24.) Missouri Reader, edited by Frank Luther Mott: TJ PS571 .M8 M6 includes five selections about St. Louis.
25.) Wednesday Club Verse, edited by Mrs. Fred C. Lake, Jr. et al: MERC St. Louis Imprints 2 W377; TJ SPEC COLL PS571 .M8 W4an anthology of honor poems from the annual and special poetry contests of the Wednesday Club of St. Louis, 1931.
SELECTED ST. LOUIS LITERARY JOURNALS
St. Louis-based literary journals in addition to eight other journals published in Missouri.
26.) Delmar: TJ PER PS580 .D4
27.) Natural Bridge: a Journal of Contemporary Literature: TJ PER PN2 .N38
28.) River Styx: TJ PER BL300 .R5x
29.) Two Rivers: TJ SPEC COLL PS571 .M8 T83
30.) WatermarkTJ PER PS614 .W32x
31.) Webster ReviewTJ PER AP2 .W35x
32.) Key to Missouri Authors, by the Children’s Services Round Table (CRST):BARNES REF PS283 .M8 L3 1991 provides a list with brief biographical notes of Missouri-born or resident children’s authors. St. Louis-related authors are identified within the biographies.
33.) Missouri's Literary Heritage for Children and Youth: an Annotated Bibliography of Books About Missouri, by Alice Irene Fitzgerald; MERC F466.3 .F58 1981 and BARNESF466.3 .F5xThis annotated bibliography of children's and young adult literature covers 301 books (fiction and nonfiction) by 230 authors, many of them Missourians. While St. Louis authors are not always identified, a "Literary Map of Missouri" provides titles for stories of regional interest.

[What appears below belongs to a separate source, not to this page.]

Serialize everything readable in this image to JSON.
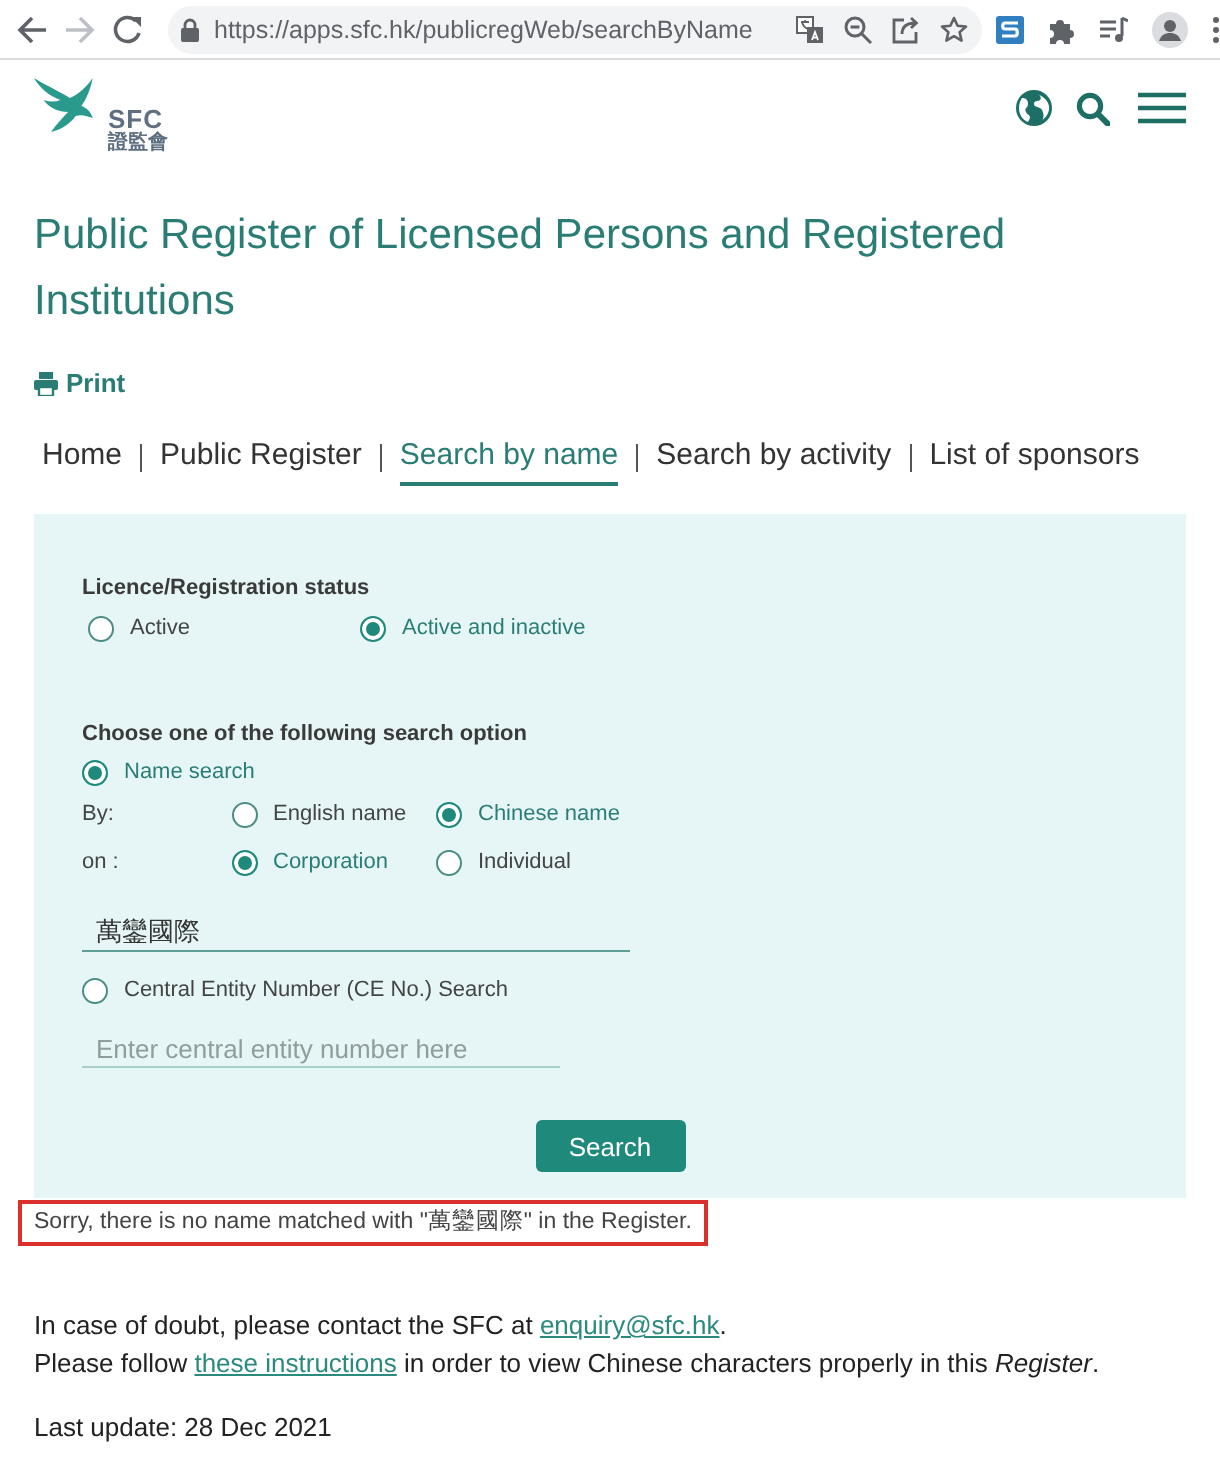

CRITICAL BIBLIOGRAPHIES OF MIDWESTERN LITERATURE
34.) A Bibliographical Guide to Midwestern Literature, by Gerald Nemanic: TJ REF PS273 .B5x. A selective guide to the major literary and cultural highlights of the Midwest including biographical and bibliographical information for 120 Midwestern authors and nine topical bibliographies.
35.) Literature of the Louisiana Territory, by Alexander DeMenil; MERC St. Louis Imprints Z489 D39; TJ PS275 .D4 This survey, prepared for the Louisiana Purchase Exposition in St. Louis, 1904, includes a list of Missouri authors (many of whom were St. Louisans), a listing of the first printed books by city, a listing of French authors and their work, as well as selections from many authors' works.
36.) Literature of the Middle Western Frontier, by Ralph L. Rusk, 2 vols: MERC ZY89 R89; TJ PS273.R8 1975. Published originally in 1925, this critical bibliography remains the standard survey of frontier literature in its many forms: fiction, poetry, drama, newspapers & magazines; travel literature; and controversial writings. Consult the index for St. Louis references. Includes a chronology of dramatic companies' performances for five frontier cities including St. Louis (1818-1840).